REQUIRED ACTION:
A verbatim copy of the data is wanted, minus any picture in it.

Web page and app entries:
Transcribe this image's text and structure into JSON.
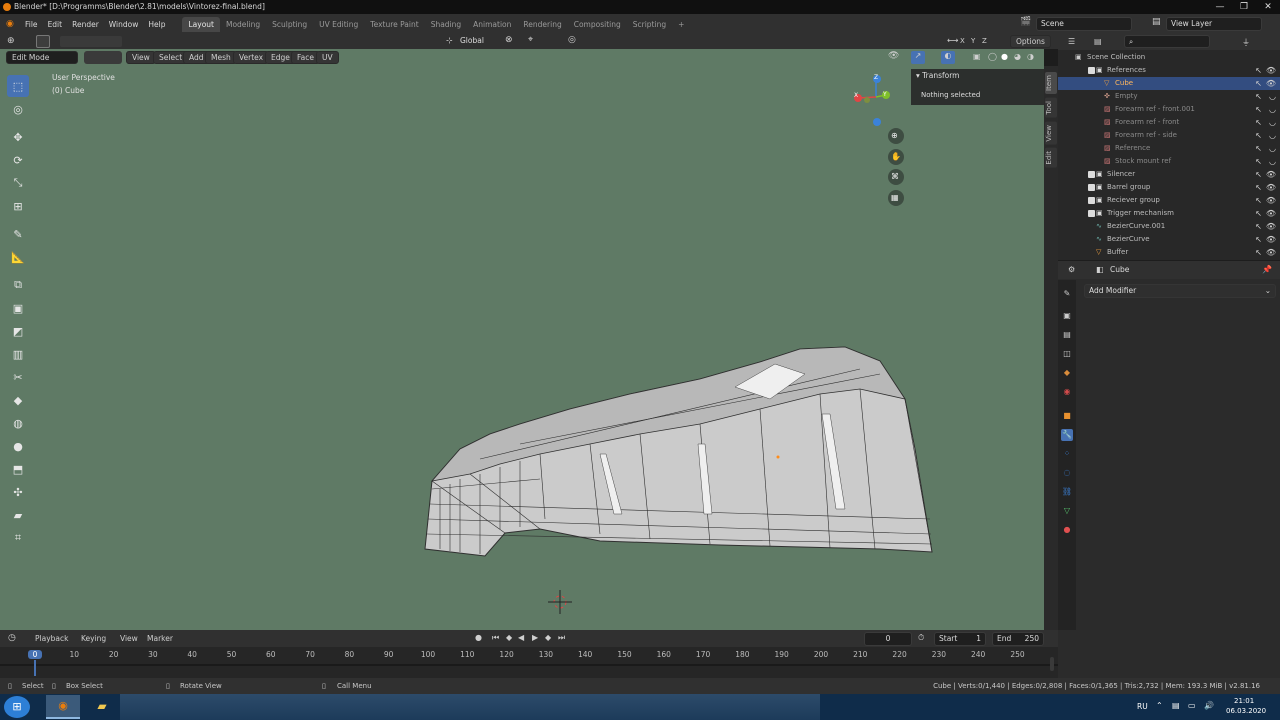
{
  "window": {
    "title": "Blender* [D:\\Programms\\Blender\\2.81\\models\\Vintorez-final.blend]",
    "controls": [
      "—",
      "❐",
      "✕"
    ]
  },
  "menubar": {
    "menus": [
      "File",
      "Edit",
      "Render",
      "Window",
      "Help"
    ],
    "workspaces": [
      "Layout",
      "Modeling",
      "Sculpting",
      "UV Editing",
      "Texture Paint",
      "Shading",
      "Animation",
      "Rendering",
      "Compositing",
      "Scripting"
    ],
    "active_workspace": "Layout",
    "add_tab": "+",
    "scene": "Scene",
    "view_layer": "View Layer"
  },
  "viewport_header": {
    "orientation": "Global",
    "options": "Options",
    "axes": [
      "X",
      "Y",
      "Z"
    ],
    "mode": "Edit Mode",
    "menus": [
      "View",
      "Select",
      "Add",
      "Mesh",
      "Vertex",
      "Edge",
      "Face",
      "UV"
    ]
  },
  "viewport": {
    "view_name": "User Perspective",
    "object_name": "(0) Cube",
    "background_color": "#5f7a65",
    "mesh_color": "#cfcfcf",
    "gizmo": {
      "x": "X",
      "y": "Y",
      "z": "Z"
    }
  },
  "npanel": {
    "section": "Transform",
    "message": "Nothing selected",
    "tabs": [
      "Item",
      "Tool",
      "View",
      "Edit"
    ]
  },
  "outliner": {
    "root": "Scene Collection",
    "items": [
      {
        "name": "References",
        "kind": "collection",
        "indent": 1,
        "checked": true
      },
      {
        "name": "Cube",
        "kind": "mesh",
        "indent": 2,
        "selected": true
      },
      {
        "name": "Empty",
        "kind": "empty",
        "indent": 2,
        "dim": true
      },
      {
        "name": "Forearm ref - front.001",
        "kind": "image",
        "indent": 2,
        "dim": true
      },
      {
        "name": "Forearm ref - front",
        "kind": "image",
        "indent": 2,
        "dim": true
      },
      {
        "name": "Forearm ref - side",
        "kind": "image",
        "indent": 2,
        "dim": true
      },
      {
        "name": "Reference",
        "kind": "image",
        "indent": 2,
        "dim": true
      },
      {
        "name": "Stock mount ref",
        "kind": "image",
        "indent": 2,
        "dim": true
      },
      {
        "name": "Silencer",
        "kind": "collection",
        "indent": 1,
        "checked": true
      },
      {
        "name": "Barrel group",
        "kind": "collection",
        "indent": 1,
        "checked": true
      },
      {
        "name": "Reciever group",
        "kind": "collection",
        "indent": 1,
        "checked": true
      },
      {
        "name": "Trigger mechanism",
        "kind": "collection",
        "indent": 1,
        "checked": true
      },
      {
        "name": "BezierCurve.001",
        "kind": "curve",
        "indent": 1
      },
      {
        "name": "BezierCurve",
        "kind": "curve",
        "indent": 1
      },
      {
        "name": "Buffer",
        "kind": "mesh",
        "indent": 1
      }
    ]
  },
  "properties": {
    "object": "Cube",
    "add_modifier": "Add Modifier"
  },
  "timeline": {
    "menus": [
      "Playback",
      "Keying",
      "View",
      "Marker"
    ],
    "current_frame": "0",
    "start_label": "Start",
    "start": "1",
    "end_label": "End",
    "end": "250",
    "ticks": [
      "0",
      "10",
      "20",
      "30",
      "40",
      "50",
      "60",
      "70",
      "80",
      "90",
      "100",
      "110",
      "120",
      "130",
      "140",
      "150",
      "160",
      "170",
      "180",
      "190",
      "200",
      "210",
      "220",
      "230",
      "240",
      "250"
    ]
  },
  "statusbar": {
    "left": [
      {
        "key": "Select"
      },
      {
        "key": "Box Select"
      },
      {
        "key": "Rotate View"
      },
      {
        "key": "Call Menu"
      }
    ],
    "stats": "Cube | Verts:0/1,440 | Edges:0/2,808 | Faces:0/1,365 | Tris:2,732 | Mem: 193.3 MiB | v2.81.16"
  },
  "taskbar": {
    "lang": "RU",
    "time": "21:01",
    "date": "06.03.2020"
  },
  "colors": {
    "accent": "#4772b3",
    "selection": "#334d80",
    "active_text": "#ffb75e",
    "x_axis": "#e04545",
    "y_axis": "#7fbf2a",
    "z_axis": "#3b82d9"
  }
}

RESPONSE:
Transcribe this image's text and structure into JSON.
{
  "window": {
    "title": "Blender* [D:\\Programms\\Blender\\2.81\\models\\Vintorez-final.blend]",
    "controls": [
      "—",
      "❐",
      "✕"
    ]
  },
  "menubar": {
    "menus": [
      "File",
      "Edit",
      "Render",
      "Window",
      "Help"
    ],
    "workspaces": [
      "Layout",
      "Modeling",
      "Sculpting",
      "UV Editing",
      "Texture Paint",
      "Shading",
      "Animation",
      "Rendering",
      "Compositing",
      "Scripting"
    ],
    "active_workspace": "Layout",
    "add_tab": "+",
    "scene": "Scene",
    "view_layer": "View Layer"
  },
  "viewport_header": {
    "orientation": "Global",
    "options": "Options",
    "axes": [
      "X",
      "Y",
      "Z"
    ],
    "mode": "Edit Mode",
    "menus": [
      "View",
      "Select",
      "Add",
      "Mesh",
      "Vertex",
      "Edge",
      "Face",
      "UV"
    ]
  },
  "viewport": {
    "view_name": "User Perspective",
    "object_name": "(0) Cube",
    "background_color": "#5f7a65",
    "mesh_color": "#cfcfcf",
    "gizmo": {
      "x": "X",
      "y": "Y",
      "z": "Z"
    }
  },
  "npanel": {
    "section": "Transform",
    "message": "Nothing selected",
    "tabs": [
      "Item",
      "Tool",
      "View",
      "Edit"
    ]
  },
  "outliner": {
    "root": "Scene Collection",
    "items": [
      {
        "name": "References",
        "kind": "collection",
        "indent": 1,
        "checked": true
      },
      {
        "name": "Cube",
        "kind": "mesh",
        "indent": 2,
        "selected": true
      },
      {
        "name": "Empty",
        "kind": "empty",
        "indent": 2,
        "dim": true
      },
      {
        "name": "Forearm ref - front.001",
        "kind": "image",
        "indent": 2,
        "dim": true
      },
      {
        "name": "Forearm ref - front",
        "kind": "image",
        "indent": 2,
        "dim": true
      },
      {
        "name": "Forearm ref - side",
        "kind": "image",
        "indent": 2,
        "dim": true
      },
      {
        "name": "Reference",
        "kind": "image",
        "indent": 2,
        "dim": true
      },
      {
        "name": "Stock mount ref",
        "kind": "image",
        "indent": 2,
        "dim": true
      },
      {
        "name": "Silencer",
        "kind": "collection",
        "indent": 1,
        "checked": true
      },
      {
        "name": "Barrel group",
        "kind": "collection",
        "indent": 1,
        "checked": true
      },
      {
        "name": "Reciever group",
        "kind": "collection",
        "indent": 1,
        "checked": true
      },
      {
        "name": "Trigger mechanism",
        "kind": "collection",
        "indent": 1,
        "checked": true
      },
      {
        "name": "BezierCurve.001",
        "kind": "curve",
        "indent": 1
      },
      {
        "name": "BezierCurve",
        "kind": "curve",
        "indent": 1
      },
      {
        "name": "Buffer",
        "kind": "mesh",
        "indent": 1
      }
    ]
  },
  "properties": {
    "object": "Cube",
    "add_modifier": "Add Modifier"
  },
  "timeline": {
    "menus": [
      "Playback",
      "Keying",
      "View",
      "Marker"
    ],
    "current_frame": "0",
    "start_label": "Start",
    "start": "1",
    "end_label": "End",
    "end": "250",
    "ticks": [
      "0",
      "10",
      "20",
      "30",
      "40",
      "50",
      "60",
      "70",
      "80",
      "90",
      "100",
      "110",
      "120",
      "130",
      "140",
      "150",
      "160",
      "170",
      "180",
      "190",
      "200",
      "210",
      "220",
      "230",
      "240",
      "250"
    ]
  },
  "statusbar": {
    "left": [
      {
        "key": "Select"
      },
      {
        "key": "Box Select"
      },
      {
        "key": "Rotate View"
      },
      {
        "key": "Call Menu"
      }
    ],
    "stats": "Cube | Verts:0/1,440 | Edges:0/2,808 | Faces:0/1,365 | Tris:2,732 | Mem: 193.3 MiB | v2.81.16"
  },
  "taskbar": {
    "lang": "RU",
    "time": "21:01",
    "date": "06.03.2020"
  },
  "colors": {
    "accent": "#4772b3",
    "selection": "#334d80",
    "active_text": "#ffb75e",
    "x_axis": "#e04545",
    "y_axis": "#7fbf2a",
    "z_axis": "#3b82d9"
  }
}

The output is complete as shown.